Task details = Search the data for the word "firstname" and copy each line that has it.

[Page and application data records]
────

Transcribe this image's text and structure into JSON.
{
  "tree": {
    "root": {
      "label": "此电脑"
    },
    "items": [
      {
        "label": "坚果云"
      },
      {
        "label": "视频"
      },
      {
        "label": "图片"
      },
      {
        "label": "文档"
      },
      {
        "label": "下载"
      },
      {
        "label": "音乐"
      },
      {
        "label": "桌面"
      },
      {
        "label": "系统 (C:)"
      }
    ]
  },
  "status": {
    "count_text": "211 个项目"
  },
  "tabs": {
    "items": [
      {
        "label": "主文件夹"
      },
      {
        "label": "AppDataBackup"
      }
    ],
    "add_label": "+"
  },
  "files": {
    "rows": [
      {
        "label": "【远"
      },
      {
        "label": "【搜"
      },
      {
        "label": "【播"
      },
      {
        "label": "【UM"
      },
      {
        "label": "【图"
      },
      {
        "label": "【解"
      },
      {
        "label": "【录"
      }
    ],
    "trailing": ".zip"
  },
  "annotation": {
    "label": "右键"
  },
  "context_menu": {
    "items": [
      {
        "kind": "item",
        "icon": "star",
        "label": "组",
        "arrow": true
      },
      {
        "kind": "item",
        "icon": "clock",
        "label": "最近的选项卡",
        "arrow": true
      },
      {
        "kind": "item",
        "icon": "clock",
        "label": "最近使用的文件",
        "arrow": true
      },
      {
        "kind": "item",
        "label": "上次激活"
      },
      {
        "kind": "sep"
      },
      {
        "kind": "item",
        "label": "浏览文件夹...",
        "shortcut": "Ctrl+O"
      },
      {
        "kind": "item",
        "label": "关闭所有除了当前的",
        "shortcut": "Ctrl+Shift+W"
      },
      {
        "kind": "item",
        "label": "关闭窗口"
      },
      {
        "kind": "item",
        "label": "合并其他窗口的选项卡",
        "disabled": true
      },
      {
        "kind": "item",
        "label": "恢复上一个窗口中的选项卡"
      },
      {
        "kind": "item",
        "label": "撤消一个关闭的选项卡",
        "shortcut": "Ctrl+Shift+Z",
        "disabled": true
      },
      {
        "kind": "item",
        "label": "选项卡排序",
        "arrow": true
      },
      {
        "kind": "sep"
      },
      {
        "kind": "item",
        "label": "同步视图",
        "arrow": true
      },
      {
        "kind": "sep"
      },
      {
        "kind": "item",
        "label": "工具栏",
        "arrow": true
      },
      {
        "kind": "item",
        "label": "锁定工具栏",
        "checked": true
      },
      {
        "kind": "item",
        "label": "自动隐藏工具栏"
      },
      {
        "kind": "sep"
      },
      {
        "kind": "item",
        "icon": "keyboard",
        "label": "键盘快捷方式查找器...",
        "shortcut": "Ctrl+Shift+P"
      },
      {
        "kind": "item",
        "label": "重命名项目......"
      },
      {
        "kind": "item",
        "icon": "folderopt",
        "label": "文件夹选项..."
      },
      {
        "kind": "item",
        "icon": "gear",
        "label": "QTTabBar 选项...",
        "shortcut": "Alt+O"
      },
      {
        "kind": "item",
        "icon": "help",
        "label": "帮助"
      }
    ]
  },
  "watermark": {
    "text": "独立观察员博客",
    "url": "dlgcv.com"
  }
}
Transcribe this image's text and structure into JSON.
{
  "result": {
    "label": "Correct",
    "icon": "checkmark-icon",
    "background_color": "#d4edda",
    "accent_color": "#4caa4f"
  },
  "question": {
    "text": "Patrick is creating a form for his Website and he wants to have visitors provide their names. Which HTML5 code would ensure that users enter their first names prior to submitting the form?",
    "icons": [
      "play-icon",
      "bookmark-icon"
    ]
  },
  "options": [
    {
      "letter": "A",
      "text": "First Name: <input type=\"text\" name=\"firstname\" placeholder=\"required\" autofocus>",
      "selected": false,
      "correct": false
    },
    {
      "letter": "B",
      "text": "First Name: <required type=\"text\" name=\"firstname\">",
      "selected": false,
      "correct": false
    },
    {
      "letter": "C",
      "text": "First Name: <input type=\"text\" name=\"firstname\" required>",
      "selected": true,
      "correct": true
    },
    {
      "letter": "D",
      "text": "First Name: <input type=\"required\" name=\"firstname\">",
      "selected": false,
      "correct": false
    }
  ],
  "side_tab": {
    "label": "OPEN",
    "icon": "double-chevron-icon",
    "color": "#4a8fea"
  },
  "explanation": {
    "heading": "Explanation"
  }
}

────

Solution to this problem =
      "text": "First Name: <input type=\"text\" name=\"firstname\" placeholder=\"required\" autofocus>",
      "text": "First Name: <required type=\"text\" name=\"firstname\">",
      "text": "First Name: <input type=\"text\" name=\"firstname\" required>",
      "text": "First Name: <input type=\"required\" name=\"firstname\">",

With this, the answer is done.